Advertisement

Pilot Study on The Effects of Low Level Laser Therapy Treatment for Acute and Persistent Discomfort

      This paper is only available as a PDF. To read, Please Download here.

      Research Objectives

      To examine the effects of LLLT upon pain and patient reported function.

      Design

      Study participants underwent examination to determine appropriateness for the use of LLLT. Data was collected initially by a physical therapist followed by application of 12 sessions of LLLT. Data was again collected by a physical therapist following completion of LLLT treatment.

      Setting

      This study was performed within an interprofessional clinic located on a college campus.

      Participants

      Study participants included adults recruited from a college campus and surrounding community. Inclusion criteria included being at least 18 years of age and be experiencing pain in a muscle or joint.

      Interventions

      Study participants received 12 sessions of LLLT using a class 3B laser device. The device used in the study delivered light therapy using a handheld probe which included a combination of LED and laser diodes. LLLT dosage varied according to the anatomical location treated and was based upon guidelines developed by WALT.

      Main Outcome Measures

      Pain was measured using the Numeric Pain Rating Scale (NPRS) pre- and post-treatment. Function was measured using the Patient-Specific Functional Scale pre- and post-treatment.

      Results

      Participants included 31 adults (22 females, 9 males) ranging from 29 to 77 years old, with average age 55 years. Study participants presented with reports of pain in various anatomical location (NPRS for worst pain ranging from 2 to 9). Hip and thigh region pain represented the most commonly reported area of discomfort among study participants, present in 7 of 31 subjects (or 23%). Significant improvements were noted in Current, Best, and Worst reported pain ratings, median of differences from pre to post of -2, -1, and -2 (p < 0.01). Significant improvements were also observed in the Patient-Specific Function Scale measurements, median of differences from pre to post of +1 for first and second listed activities (p < 0.01).

      Conclusions

      LLLT had a positive effect upon numeric pain ratings and reported function in adults with pain.

      Author(s) Disclosures

      No conflicts of interest have been identified or reported by any of the researchers associated with this study.

      Keywords

      To read this article in full you will need to make a payment

      Purchase one-time access:

      Academic & Personal: 24 hour online accessCorporate R&D Professionals: 24 hour online access
      One-time access price info
      • For academic or personal research use, select 'Academic and Personal'
      • For corporate R&D use, select 'Corporate R&D Professionals'

      Subscribe:

      Subscribe to Archives of Physical Medicine and Rehabilitation
      Already a print subscriber?

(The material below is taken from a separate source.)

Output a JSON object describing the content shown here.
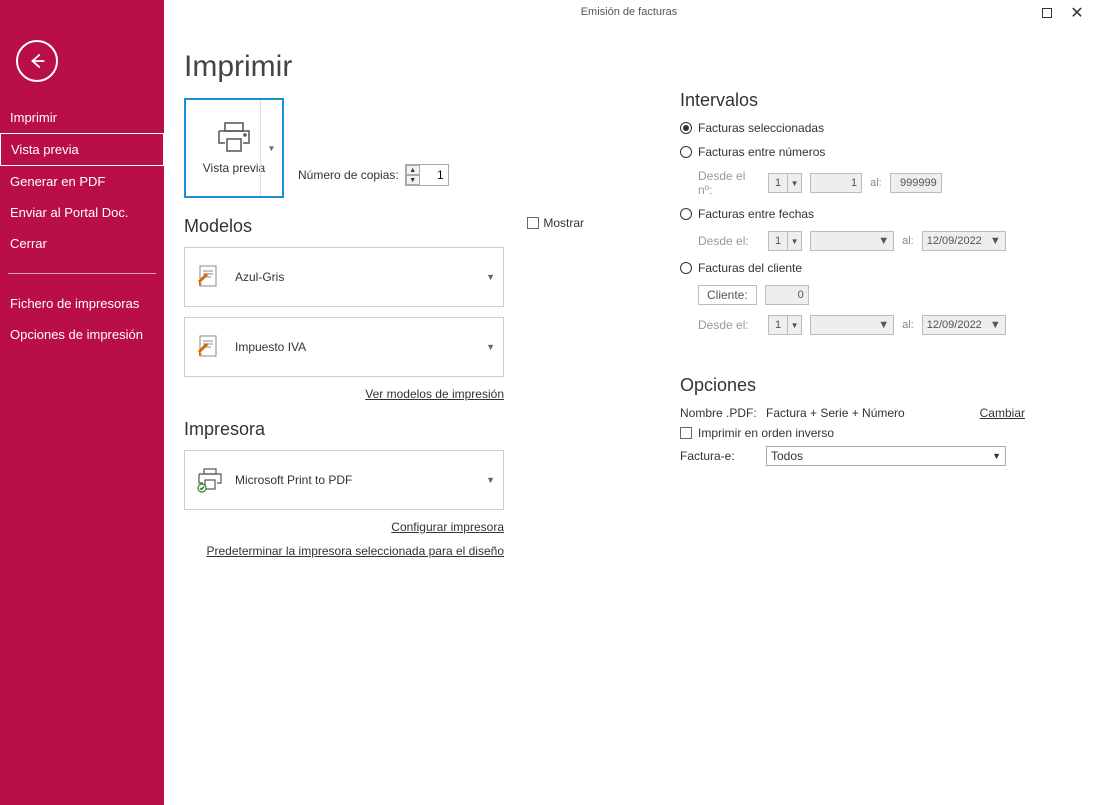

Claim online access
      Already an online subscriber? Sign in
      Institutional Access: Sign in to ScienceDirect